[[ Source material open ]]

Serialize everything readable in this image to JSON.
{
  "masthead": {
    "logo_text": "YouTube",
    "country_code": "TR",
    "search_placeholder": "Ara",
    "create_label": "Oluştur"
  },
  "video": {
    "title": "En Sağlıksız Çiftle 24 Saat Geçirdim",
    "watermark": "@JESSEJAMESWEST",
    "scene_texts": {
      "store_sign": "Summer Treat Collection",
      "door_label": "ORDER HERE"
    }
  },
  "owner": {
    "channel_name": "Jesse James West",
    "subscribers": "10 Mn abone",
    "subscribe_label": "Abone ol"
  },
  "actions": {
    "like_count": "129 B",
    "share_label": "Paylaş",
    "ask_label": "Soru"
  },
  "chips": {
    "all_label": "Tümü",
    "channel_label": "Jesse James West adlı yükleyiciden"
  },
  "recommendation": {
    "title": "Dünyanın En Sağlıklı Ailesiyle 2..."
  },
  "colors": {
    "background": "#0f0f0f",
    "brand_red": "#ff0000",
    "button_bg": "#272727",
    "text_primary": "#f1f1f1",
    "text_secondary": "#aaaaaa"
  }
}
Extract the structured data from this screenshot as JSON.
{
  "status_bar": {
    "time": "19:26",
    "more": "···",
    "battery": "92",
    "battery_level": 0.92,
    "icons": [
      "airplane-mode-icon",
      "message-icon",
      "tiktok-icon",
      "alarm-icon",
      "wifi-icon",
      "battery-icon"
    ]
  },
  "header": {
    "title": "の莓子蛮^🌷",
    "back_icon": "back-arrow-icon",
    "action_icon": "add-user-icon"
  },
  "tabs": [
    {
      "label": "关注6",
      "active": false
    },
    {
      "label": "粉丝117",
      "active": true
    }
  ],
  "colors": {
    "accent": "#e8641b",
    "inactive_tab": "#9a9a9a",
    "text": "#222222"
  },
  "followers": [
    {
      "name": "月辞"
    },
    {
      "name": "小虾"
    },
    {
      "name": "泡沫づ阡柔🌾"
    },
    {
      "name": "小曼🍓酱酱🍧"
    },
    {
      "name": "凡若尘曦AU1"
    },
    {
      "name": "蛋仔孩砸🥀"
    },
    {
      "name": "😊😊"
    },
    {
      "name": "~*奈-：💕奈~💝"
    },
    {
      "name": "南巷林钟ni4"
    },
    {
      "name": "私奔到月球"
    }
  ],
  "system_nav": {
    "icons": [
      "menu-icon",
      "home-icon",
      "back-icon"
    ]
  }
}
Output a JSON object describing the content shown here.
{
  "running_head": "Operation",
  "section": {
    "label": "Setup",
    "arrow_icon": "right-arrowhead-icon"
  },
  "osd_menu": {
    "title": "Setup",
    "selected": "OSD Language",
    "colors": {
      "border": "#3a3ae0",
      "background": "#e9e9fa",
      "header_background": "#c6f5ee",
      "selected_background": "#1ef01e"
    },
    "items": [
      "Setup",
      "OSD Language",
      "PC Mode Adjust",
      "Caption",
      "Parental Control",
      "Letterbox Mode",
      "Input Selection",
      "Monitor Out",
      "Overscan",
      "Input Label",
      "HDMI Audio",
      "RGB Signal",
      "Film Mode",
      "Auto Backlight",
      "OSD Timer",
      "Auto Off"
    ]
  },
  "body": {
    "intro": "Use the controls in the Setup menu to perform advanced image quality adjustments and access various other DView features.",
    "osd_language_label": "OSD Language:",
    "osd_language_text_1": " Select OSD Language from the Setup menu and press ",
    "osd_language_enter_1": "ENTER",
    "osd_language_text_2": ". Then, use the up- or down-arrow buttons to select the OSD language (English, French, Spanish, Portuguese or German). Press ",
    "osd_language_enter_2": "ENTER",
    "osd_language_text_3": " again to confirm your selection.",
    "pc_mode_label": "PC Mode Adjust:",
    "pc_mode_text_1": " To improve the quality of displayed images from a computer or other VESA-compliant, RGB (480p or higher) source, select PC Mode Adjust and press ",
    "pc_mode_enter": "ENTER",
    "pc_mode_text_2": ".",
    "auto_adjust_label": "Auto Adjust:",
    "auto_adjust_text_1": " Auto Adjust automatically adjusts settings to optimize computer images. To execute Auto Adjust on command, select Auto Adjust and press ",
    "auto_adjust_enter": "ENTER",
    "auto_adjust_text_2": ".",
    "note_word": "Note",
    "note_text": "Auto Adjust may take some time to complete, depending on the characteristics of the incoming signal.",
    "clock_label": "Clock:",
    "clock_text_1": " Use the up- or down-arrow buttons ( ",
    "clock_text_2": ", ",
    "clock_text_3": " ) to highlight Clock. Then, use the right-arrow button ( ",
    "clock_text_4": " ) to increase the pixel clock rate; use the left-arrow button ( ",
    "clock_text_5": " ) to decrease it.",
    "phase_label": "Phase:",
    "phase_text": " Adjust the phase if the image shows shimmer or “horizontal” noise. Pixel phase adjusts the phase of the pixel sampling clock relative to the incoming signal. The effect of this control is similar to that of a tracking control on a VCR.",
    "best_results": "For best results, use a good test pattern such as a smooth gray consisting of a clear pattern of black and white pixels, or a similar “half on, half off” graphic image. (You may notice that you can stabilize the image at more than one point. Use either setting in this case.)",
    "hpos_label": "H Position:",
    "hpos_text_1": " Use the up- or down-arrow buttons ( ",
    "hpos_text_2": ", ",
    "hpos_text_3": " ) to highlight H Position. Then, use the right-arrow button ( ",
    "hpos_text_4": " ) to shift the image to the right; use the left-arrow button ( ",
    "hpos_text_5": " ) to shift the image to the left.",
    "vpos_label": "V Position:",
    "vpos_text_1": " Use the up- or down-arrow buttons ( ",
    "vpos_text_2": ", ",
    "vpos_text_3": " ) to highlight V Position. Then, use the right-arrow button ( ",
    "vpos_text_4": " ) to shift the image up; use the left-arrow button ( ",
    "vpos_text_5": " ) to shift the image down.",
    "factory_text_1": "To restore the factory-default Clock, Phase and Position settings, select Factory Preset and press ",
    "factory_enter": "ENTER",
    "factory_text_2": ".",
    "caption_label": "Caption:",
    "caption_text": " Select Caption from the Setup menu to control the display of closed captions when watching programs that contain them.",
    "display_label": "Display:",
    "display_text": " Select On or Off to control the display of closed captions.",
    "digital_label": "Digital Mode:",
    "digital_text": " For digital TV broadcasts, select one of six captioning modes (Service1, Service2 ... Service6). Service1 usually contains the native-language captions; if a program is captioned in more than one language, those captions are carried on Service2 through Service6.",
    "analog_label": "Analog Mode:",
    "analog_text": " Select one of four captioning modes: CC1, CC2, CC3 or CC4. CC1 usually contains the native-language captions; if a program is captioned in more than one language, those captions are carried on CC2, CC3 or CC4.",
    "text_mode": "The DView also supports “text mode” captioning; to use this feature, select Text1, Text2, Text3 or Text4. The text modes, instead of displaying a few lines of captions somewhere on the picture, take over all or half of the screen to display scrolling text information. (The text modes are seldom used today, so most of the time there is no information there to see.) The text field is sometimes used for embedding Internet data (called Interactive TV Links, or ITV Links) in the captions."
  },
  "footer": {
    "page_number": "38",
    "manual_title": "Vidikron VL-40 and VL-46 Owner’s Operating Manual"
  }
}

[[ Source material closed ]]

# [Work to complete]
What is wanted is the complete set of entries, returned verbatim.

# [Reply]
Serialize everything readable in this image to JSON.
{
  "masthead": {
    "logo_text": "YouTube",
    "country_code": "TR",
    "search_placeholder": "Ara",
    "create_label": "Oluştur"
  },
  "video": {
    "title": "En Sağlıksız Çiftle 24 Saat Geçirdim",
    "watermark": "@JESSEJAMESWEST",
    "scene_texts": {
      "store_sign": "Summer Treat Collection",
      "door_label": "ORDER HERE"
    }
  },
  "owner": {
    "channel_name": "Jesse James West",
    "subscribers": "10 Mn abone",
    "subscribe_label": "Abone ol"
  },
  "actions": {
    "like_count": "129 B",
    "share_label": "Paylaş",
    "ask_label": "Soru"
  },
  "chips": {
    "all_label": "Tümü",
    "channel_label": "Jesse James West adlı yükleyiciden"
  },
  "recommendation": {
    "title": "Dünyanın En Sağlıklı Ailesiyle 2..."
  },
  "colors": {
    "background": "#0f0f0f",
    "brand_red": "#ff0000",
    "button_bg": "#272727",
    "text_primary": "#f1f1f1",
    "text_secondary": "#aaaaaa"
  }
}
Extract the structured data from this screenshot as JSON.
{
  "status_bar": {
    "time": "19:26",
    "more": "···",
    "battery": "92",
    "battery_level": 0.92,
    "icons": [
      "airplane-mode-icon",
      "message-icon",
      "tiktok-icon",
      "alarm-icon",
      "wifi-icon",
      "battery-icon"
    ]
  },
  "header": {
    "title": "の莓子蛮^🌷",
    "back_icon": "back-arrow-icon",
    "action_icon": "add-user-icon"
  },
  "tabs": [
    {
      "label": "关注6",
      "active": false
    },
    {
      "label": "粉丝117",
      "active": true
    }
  ],
  "colors": {
    "accent": "#e8641b",
    "inactive_tab": "#9a9a9a",
    "text": "#222222"
  },
  "followers": [
    {
      "name": "月辞"
    },
    {
      "name": "小虾"
    },
    {
      "name": "泡沫づ阡柔🌾"
    },
    {
      "name": "小曼🍓酱酱🍧"
    },
    {
      "name": "凡若尘曦AU1"
    },
    {
      "name": "蛋仔孩砸🥀"
    },
    {
      "name": "😊😊"
    },
    {
      "name": "~*奈-：💕奈~💝"
    },
    {
      "name": "南巷林钟ni4"
    },
    {
      "name": "私奔到月球"
    }
  ],
  "system_nav": {
    "icons": [
      "menu-icon",
      "home-icon",
      "back-icon"
    ]
  }
}
Output a JSON object describing the content shown here.
{
  "running_head": "Operation",
  "section": {
    "label": "Setup",
    "arrow_icon": "right-arrowhead-icon"
  },
  "osd_menu": {
    "title": "Setup",
    "selected": "OSD Language",
    "colors": {
      "border": "#3a3ae0",
      "background": "#e9e9fa",
      "header_background": "#c6f5ee",
      "selected_background": "#1ef01e"
    },
    "items": [
      "Setup",
      "OSD Language",
      "PC Mode Adjust",
      "Caption",
      "Parental Control",
      "Letterbox Mode",
      "Input Selection",
      "Monitor Out",
      "Overscan",
      "Input Label",
      "HDMI Audio",
      "RGB Signal",
      "Film Mode",
      "Auto Backlight",
      "OSD Timer",
      "Auto Off"
    ]
  },
  "body": {
    "intro": "Use the controls in the Setup menu to perform advanced image quality adjustments and access various other DView features.",
    "osd_language_label": "OSD Language:",
    "osd_language_text_1": " Select OSD Language from the Setup menu and press ",
    "osd_language_enter_1": "ENTER",
    "osd_language_text_2": ". Then, use the up- or down-arrow buttons to select the OSD language (English, French, Spanish, Portuguese or German). Press ",
    "osd_language_enter_2": "ENTER",
    "osd_language_text_3": " again to confirm your selection.",
    "pc_mode_label": "PC Mode Adjust:",
    "pc_mode_text_1": " To improve the quality of displayed images from a computer or other VESA-compliant, RGB (480p or higher) source, select PC Mode Adjust and press ",
    "pc_mode_enter": "ENTER",
    "pc_mode_text_2": ".",
    "auto_adjust_label": "Auto Adjust:",
    "auto_adjust_text_1": " Auto Adjust automatically adjusts settings to optimize computer images. To execute Auto Adjust on command, select Auto Adjust and press ",
    "auto_adjust_enter": "ENTER",
    "auto_adjust_text_2": ".",
    "note_word": "Note",
    "note_text": "Auto Adjust may take some time to complete, depending on the characteristics of the incoming signal.",
    "clock_label": "Clock:",
    "clock_text_1": " Use the up- or down-arrow buttons ( ",
    "clock_text_2": ", ",
    "clock_text_3": " ) to highlight Clock. Then, use the right-arrow button ( ",
    "clock_text_4": " ) to increase the pixel clock rate; use the left-arrow button ( ",
    "clock_text_5": " ) to decrease it.",
    "phase_label": "Phase:",
    "phase_text": " Adjust the phase if the image shows shimmer or “horizontal” noise. Pixel phase adjusts the phase of the pixel sampling clock relative to the incoming signal. The effect of this control is similar to that of a tracking control on a VCR.",
    "best_results": "For best results, use a good test pattern such as a smooth gray consisting of a clear pattern of black and white pixels, or a similar “half on, half off” graphic image. (You may notice that you can stabilize the image at more than one point. Use either setting in this case.)",
    "hpos_label": "H Position:",
    "hpos_text_1": " Use the up- or down-arrow buttons ( ",
    "hpos_text_2": ", ",
    "hpos_text_3": " ) to highlight H Position. Then, use the right-arrow button ( ",
    "hpos_text_4": " ) to shift the image to the right; use the left-arrow button ( ",
    "hpos_text_5": " ) to shift the image to the left.",
    "vpos_label": "V Position:",
    "vpos_text_1": " Use the up- or down-arrow buttons ( ",
    "vpos_text_2": ", ",
    "vpos_text_3": " ) to highlight V Position. Then, use the right-arrow button ( ",
    "vpos_text_4": " ) to shift the image up; use the left-arrow button ( ",
    "vpos_text_5": " ) to shift the image down.",
    "factory_text_1": "To restore the factory-default Clock, Phase and Position settings, select Factory Preset and press ",
    "factory_enter": "ENTER",
    "factory_text_2": ".",
    "caption_label": "Caption:",
    "caption_text": " Select Caption from the Setup menu to control the display of closed captions when watching programs that contain them.",
    "display_label": "Display:",
    "display_text": " Select On or Off to control the display of closed captions.",
    "digital_label": "Digital Mode:",
    "digital_text": " For digital TV broadcasts, select one of six captioning modes (Service1, Service2 ... Service6). Service1 usually contains the native-language captions; if a program is captioned in more than one language, those captions are carried on Service2 through Service6.",
    "analog_label": "Analog Mode:",
    "analog_text": " Select one of four captioning modes: CC1, CC2, CC3 or CC4. CC1 usually contains the native-language captions; if a program is captioned in more than one language, those captions are carried on CC2, CC3 or CC4.",
    "text_mode": "The DView also supports “text mode” captioning; to use this feature, select Text1, Text2, Text3 or Text4. The text modes, instead of displaying a few lines of captions somewhere on the picture, take over all or half of the screen to display scrolling text information. (The text modes are seldom used today, so most of the time there is no information there to see.) The text field is sometimes used for embedding Internet data (called Interactive TV Links, or ITV Links) in the captions."
  },
  "footer": {
    "page_number": "38",
    "manual_title": "Vidikron VL-40 and VL-46 Owner’s Operating Manual"
  }
}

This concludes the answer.